The fuel cell car will have a range of over 500 km or perhaps as much as 650 km in range driving, and will be refillable in seconds if you can find a filling station. Germany currently has 15.
The price is given as between five and 10 million yen, or about €37,000 to €74,000. Not cheap, but perhaps cheaper than expected as an initial offering.
On the downside, the car is only 30% efficient compared to 70% for battery electric. Hence masses of renewable energy will be required if the cars are to be environmentally friendly. There is a question as to whether sufficient renewable energy will be available for a mass rollout, but the car is more efficient than a conventional petrol model.
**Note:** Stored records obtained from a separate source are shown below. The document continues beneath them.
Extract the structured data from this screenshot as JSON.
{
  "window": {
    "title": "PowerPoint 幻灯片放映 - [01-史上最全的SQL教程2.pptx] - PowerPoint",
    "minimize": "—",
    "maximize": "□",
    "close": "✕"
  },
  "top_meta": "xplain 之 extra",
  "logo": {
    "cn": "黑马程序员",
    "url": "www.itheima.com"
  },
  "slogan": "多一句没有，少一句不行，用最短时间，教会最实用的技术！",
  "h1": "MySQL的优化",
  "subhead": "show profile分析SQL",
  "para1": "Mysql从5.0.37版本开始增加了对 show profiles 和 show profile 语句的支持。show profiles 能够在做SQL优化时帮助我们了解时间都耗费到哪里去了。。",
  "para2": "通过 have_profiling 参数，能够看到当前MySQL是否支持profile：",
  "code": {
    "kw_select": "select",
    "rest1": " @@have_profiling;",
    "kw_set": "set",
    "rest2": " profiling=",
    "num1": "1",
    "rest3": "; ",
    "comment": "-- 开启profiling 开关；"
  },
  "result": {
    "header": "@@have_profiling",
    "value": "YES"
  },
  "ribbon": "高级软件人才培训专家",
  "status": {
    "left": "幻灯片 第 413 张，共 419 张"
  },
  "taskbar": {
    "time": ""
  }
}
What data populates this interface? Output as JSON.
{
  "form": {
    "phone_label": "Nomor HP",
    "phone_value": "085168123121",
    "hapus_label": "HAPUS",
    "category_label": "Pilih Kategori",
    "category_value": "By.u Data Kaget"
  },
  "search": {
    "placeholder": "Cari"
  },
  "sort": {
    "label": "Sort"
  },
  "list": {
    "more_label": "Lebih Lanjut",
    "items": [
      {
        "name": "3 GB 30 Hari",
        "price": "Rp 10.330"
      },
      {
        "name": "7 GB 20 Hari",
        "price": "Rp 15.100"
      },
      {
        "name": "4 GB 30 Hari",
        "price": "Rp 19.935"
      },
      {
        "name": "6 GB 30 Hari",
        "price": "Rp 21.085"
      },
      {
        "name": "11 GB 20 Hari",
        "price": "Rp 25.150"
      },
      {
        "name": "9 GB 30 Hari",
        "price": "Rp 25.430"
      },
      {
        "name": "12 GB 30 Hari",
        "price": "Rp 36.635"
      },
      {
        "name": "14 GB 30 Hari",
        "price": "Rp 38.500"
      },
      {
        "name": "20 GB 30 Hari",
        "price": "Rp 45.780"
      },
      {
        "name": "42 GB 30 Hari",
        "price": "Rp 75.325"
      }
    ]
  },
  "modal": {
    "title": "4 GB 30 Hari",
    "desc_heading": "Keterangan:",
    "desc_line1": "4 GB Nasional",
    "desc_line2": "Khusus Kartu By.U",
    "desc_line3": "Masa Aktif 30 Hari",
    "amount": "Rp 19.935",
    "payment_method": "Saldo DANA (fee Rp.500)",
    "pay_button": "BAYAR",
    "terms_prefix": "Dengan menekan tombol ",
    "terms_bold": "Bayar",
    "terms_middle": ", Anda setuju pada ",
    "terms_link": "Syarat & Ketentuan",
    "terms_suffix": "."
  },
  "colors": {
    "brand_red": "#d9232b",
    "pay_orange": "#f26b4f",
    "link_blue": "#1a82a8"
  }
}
Toyota have devoted 500 engineers to the project, so they are certainly serious. Daimler has been working on the concept for some time and expects to have vehicles on the road in 2017, as does a Ford-Nissan alliance. General Motors, Honda and Hyundai are working together on a fuel cell project, Volkswagen has formed an alliance with Canadian fuel cell producer Ballard so as not to be caught out if the technology takes off. Continue reading Toyota’s fuel cell car